We live in an imperfect world. But we must believe, if God was wise to set into motion what the world has become, that this imperfect world is the best way to a better world, the best world of all. Offences must happen in this world, said Jesus. And no doubt when he said this the offence of his own crucifixion was not out of his view, the greatest offence that must take place, and ordained by God as the Bridge to allow all to pass who would enter into this better world. What’s remarkable about Jesus’ statement on the necessity of offences is that they pertain even to little ones being offended, be they disciples or actual children. “It is impossible,” said Jesus, “but that offences will come: but woe unto him, through whom they come! It were better for him that a millstone were hanged about his neck, and he cast into the sea, than that he should offend one of these little ones” (Luke 17.1, 2.) Only God can entirely understand why horrors like molestation and persecution must take place. But then, woe unto him, through whom they come! Jesus himself will punish those through whom these offences come. This prophetic certainty can be a mighty preventive against the victim being catapulted into a depression leading to suicide, if only someone would tell him about it before it’s too late! It is a fact needing to be thundered from judgment seats and pulpits everywhere! It would surely prevent many suicides and be a departure point from which to reverse the depression caused by the offence. The promise of Jesus is rendered all the more weighty and menacing if the offender be guilty of causing to his victim, not only an offence, but an unmentionable one, and not only that, but a suicide resulting from the offence, and then an immediate, permanent stay in hell because of that self-murder. What fierce punishment in hell will that person endure who is guilty of prompting another soul to suffer the same destiny?! Is the greater penalty the offender will receive an incentive for the victim to commit suicide? Hardly, for who wants to go to hell?

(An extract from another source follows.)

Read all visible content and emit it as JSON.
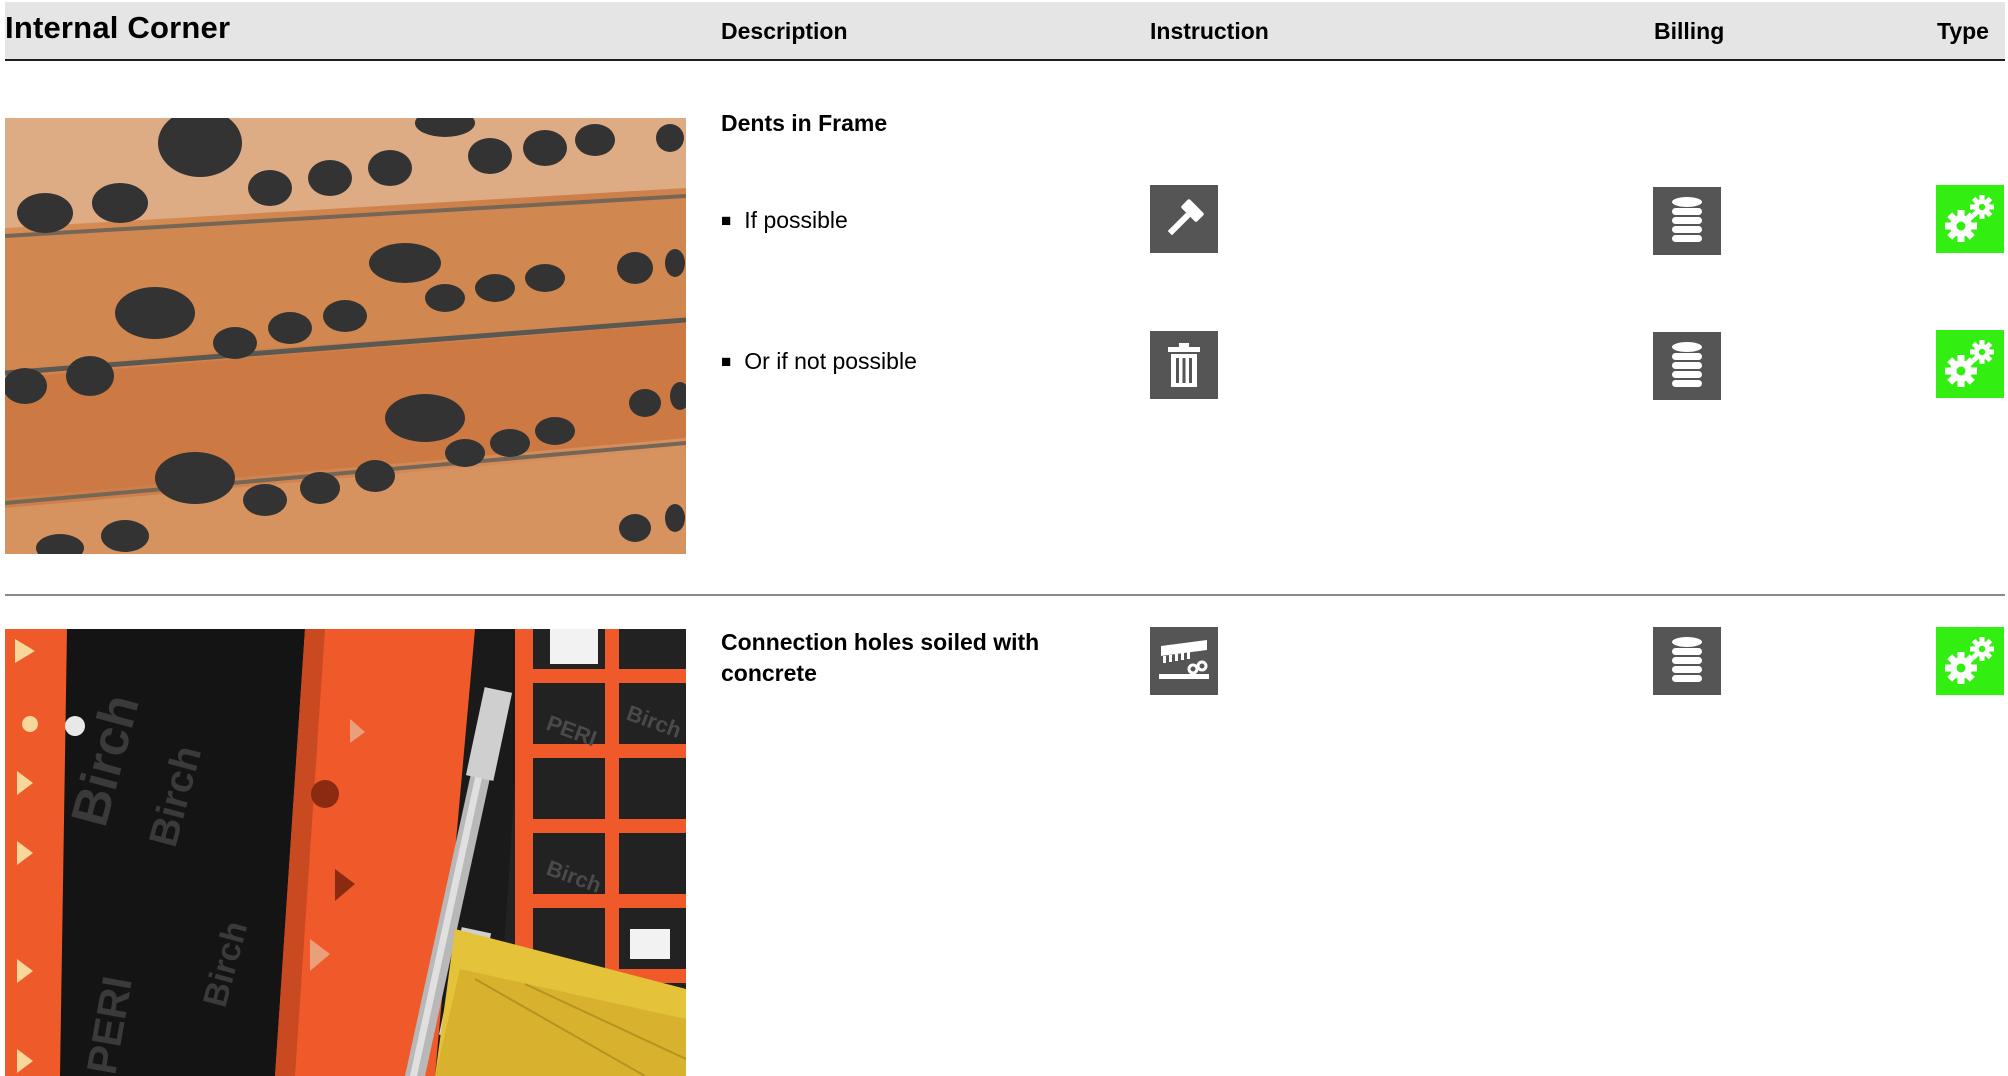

Informing victims of molestation that the Lord of the universe will yet take matters of judgment into his own hands, this is not liable to promote a spirit of vengeance. On the contrary, this knowledge tends to create peace of heart because the spirit of vengeance is turned over to God. Hurt ones must let the saying of God, then, sink down into their ears, “Vengeance is mine; I will repay” (Romans 12.19.) God does not pledge in vain! Lingering injustice that seems will go on indefinitely, this is what tends to cause bitterness and self-destruction.
Now, can it be wrong to comfort hurt souls with what Jesus and the Father promise? Jesus promises to crush the offenders! The Father promises to take vengeance! The Holy Spirit is a fire hotter than hell itself! Christendom has lately so misinterpreted the command to be inoffensive that it has become ashamed of some of the most precious promises that are just now most needing to be spoken into the ears of the most needy! Let’s not be afraid nor embarrassed of God’s own promise, ‘VENGEANCE IS MINE; I WILL REPAY.’ And let’s find our own selves under the cloak of Jesus’ blood, by faith, by trust, by confidence, in order that the almighty vengeance of God may pass over us without consequence. Look to Jesus and be forgiven of all your offences. This Jesus of Nazareth who was crucified God did raise from the dead, the Bible says. “Neither is there salvation in any other: for there is none other name under heaven given among men, whereby we must be saved” (Acts 4.12.) Forget about suicide; don’t leap into hell but into Jesus’ arms instead.